The Coast of Trapani and the Egadi Islands
Each town, even those smallest, is a singular and special entity that tourists should not go without seeing, and where art, history and nature are the key players. In primis, San Vito lo Capo, certified pearl in the Med Sea, boasts perhaps the most captivating beaches in Italy. You’ll be intrigued by the Sanctuary, the Tempietto di Santa Crescenza and the torrazzo, all in the Normanic-Arabesque. More towers pop up along the coastal strip, particularly Scieri, Mpisu and Isulidda. At the Museo del Mare or Sea Museum, you can learn about some of the finds discovered on the sea floor, including parts of a Norman ship that lies deep underwater - at the point where San Vito lo Capo’s symbol, the lighthouse, stands.

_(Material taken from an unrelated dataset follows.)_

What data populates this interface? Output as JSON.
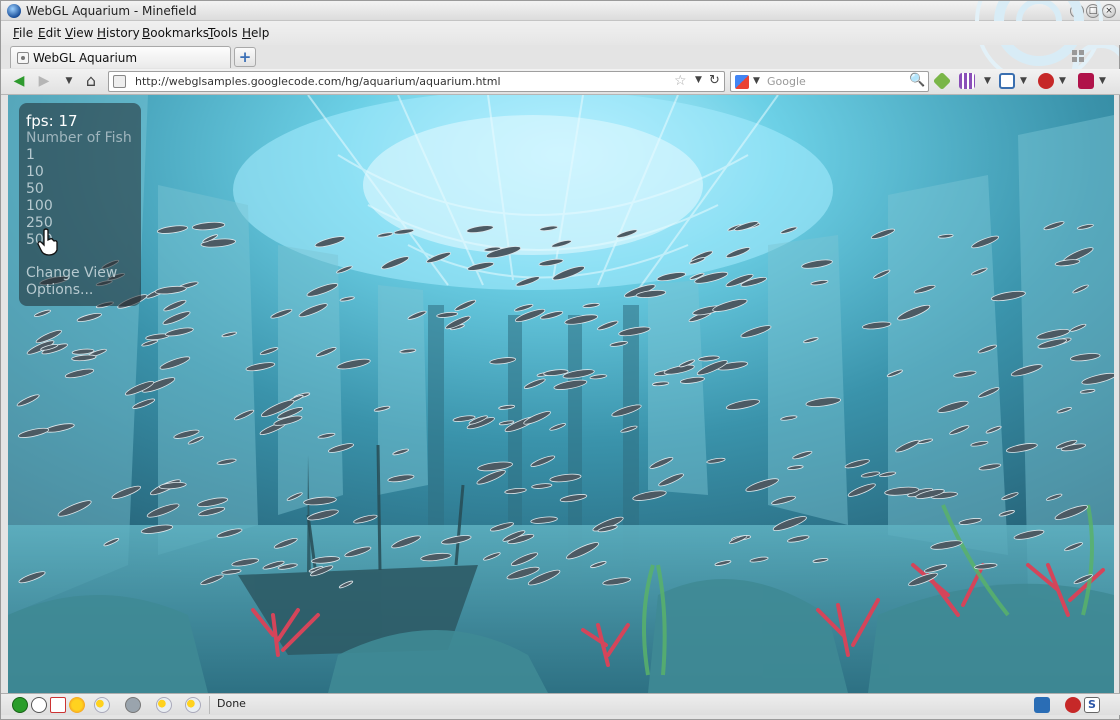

After the museum, another (natural) monument is the Grotta dell’Uzzo, inside the Riserva dello Zingaro, where traces from the Neolithic Age have been found. History certainly makes itself known here, but the panorama is not necessarily a wallflower, wither. Let your eye wander from the saline works of Trapani e Paceco. Finally, Trapani’s Castello della Colombaia and the numerous buildings in its center whisper of its rich past.
No doubt, the Trapani Coast’s refreshing water and golden sand are ideal for both relaxation and fun activity. To explore the world under the surface, take a scuba-diving excursion under the sea at Scopello and in the Riserva dello Zingaro, discovering the awe-inspiring Grotta dei Gamberi. Divers will also appreciate the water off Petrosino, with its innumerable fish, in part comprising dolphins, turtles, and, from April to June, tuna. If you have time for a side trip, you can’t do better than a visit to the little Cornino Bay: a pretty cove at the base of Monte Cofano, its picturesque port is surrounded by the white houses of its fishermen.
Wine enthusiasts will find in Trapani two enticing D.O.C. wine-producing zones, Marsala and Alcamo. Beyond wine, at 2,461 feet in altitude stands Erice, a fairytale of a town erected on Monte San Giuliano. A mix of myth and history runs through the tiny lanes of this borgo that was dominated for centuries, by everyone from the Elymians and Phoenicians to the Greeks and Romans, Normans and Vandals. A visit to Erice is obligatory, not only for its ancient treasures, but for the out-of-this-world views of its coast.
Then, from the port of Trapani, gift yourself with an unforgettable vacation on the Egadi Islands.
In the Egadi Islands, nature puts on a show of unequaled beauty, with immaculate beaches that harmonize with the tide. Made up of three larger islands – Favignana, Levanzo and Marettimo – and a series of minuscule islands and giant rocks, this archipelago is part of the Egadi Marine Reserve.
Marettimo, with it quaint town center, speaks to its nature as a fishing village. Take a boat to the numerous grottoes (Grotta del Cammello and Grotta del Tuono) that line its coast. In Levanzo, at the cove Cala Minnula, come face to face with the ruins of an ancient roman ship with an expert scuba guide. Just as wondrous is the Grotta del Genovese, marked by incisions, graffiti and prehistoric paintings. Last but anything but least, Favignana is a must: enjoy a swim at Cala Azzurra and you’ll find that Azzurra is a just description of a cove lapped by perfectly-azure waters.You will find the Grotta Perciata just as splendid – perciata, in local dialect, refers to the hole in the